» **Stored data**
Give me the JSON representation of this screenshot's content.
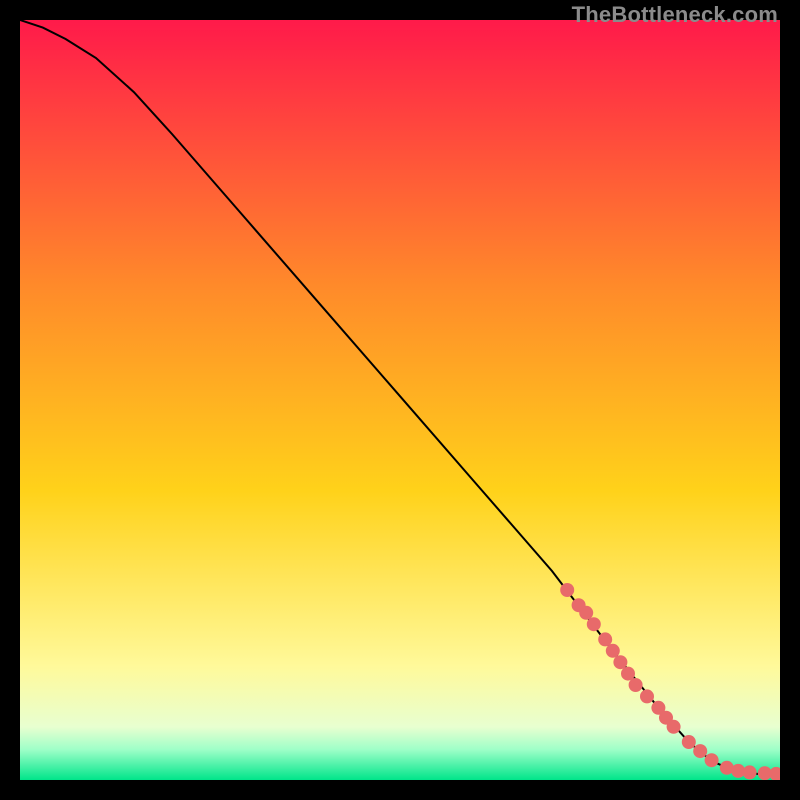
{
  "watermark": "TheBottleneck.com",
  "colors": {
    "gradient_top": "#ff1a4a",
    "gradient_mid1": "#ff6a2a",
    "gradient_mid2": "#ffd21a",
    "gradient_mid3": "#fff99a",
    "gradient_bottom_band": "#b8ffb8",
    "gradient_bottom": "#00e58a",
    "curve": "#000000",
    "marker": "#e86a6a",
    "frame_bg": "#000000"
  },
  "chart_data": {
    "type": "line",
    "title": "",
    "xlabel": "",
    "ylabel": "",
    "xlim": [
      0,
      100
    ],
    "ylim": [
      0,
      100
    ],
    "series": [
      {
        "name": "bottleneck-curve",
        "x": [
          0,
          3,
          6,
          10,
          15,
          20,
          30,
          40,
          50,
          60,
          70,
          78,
          84,
          88,
          91,
          94,
          97,
          99,
          100
        ],
        "y": [
          100,
          99,
          97.5,
          95,
          90.5,
          85,
          73.5,
          62,
          50.5,
          39,
          27.5,
          17,
          9.5,
          5,
          2.5,
          1.2,
          0.8,
          0.8,
          0.8
        ]
      }
    ],
    "markers": {
      "name": "highlighted-points",
      "x": [
        72,
        73.5,
        74.5,
        75.5,
        77,
        78,
        79,
        80,
        81,
        82.5,
        84,
        85,
        86,
        88,
        89.5,
        91,
        93,
        94.5,
        96,
        98,
        99.5
      ],
      "y": [
        25,
        23,
        22,
        20.5,
        18.5,
        17,
        15.5,
        14,
        12.5,
        11,
        9.5,
        8.2,
        7,
        5,
        3.8,
        2.6,
        1.6,
        1.2,
        1,
        0.9,
        0.8
      ]
    }
  }
}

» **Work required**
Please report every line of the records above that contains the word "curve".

» **Your response**
    "curve": "#000000",
        "name": "bottleneck-curve",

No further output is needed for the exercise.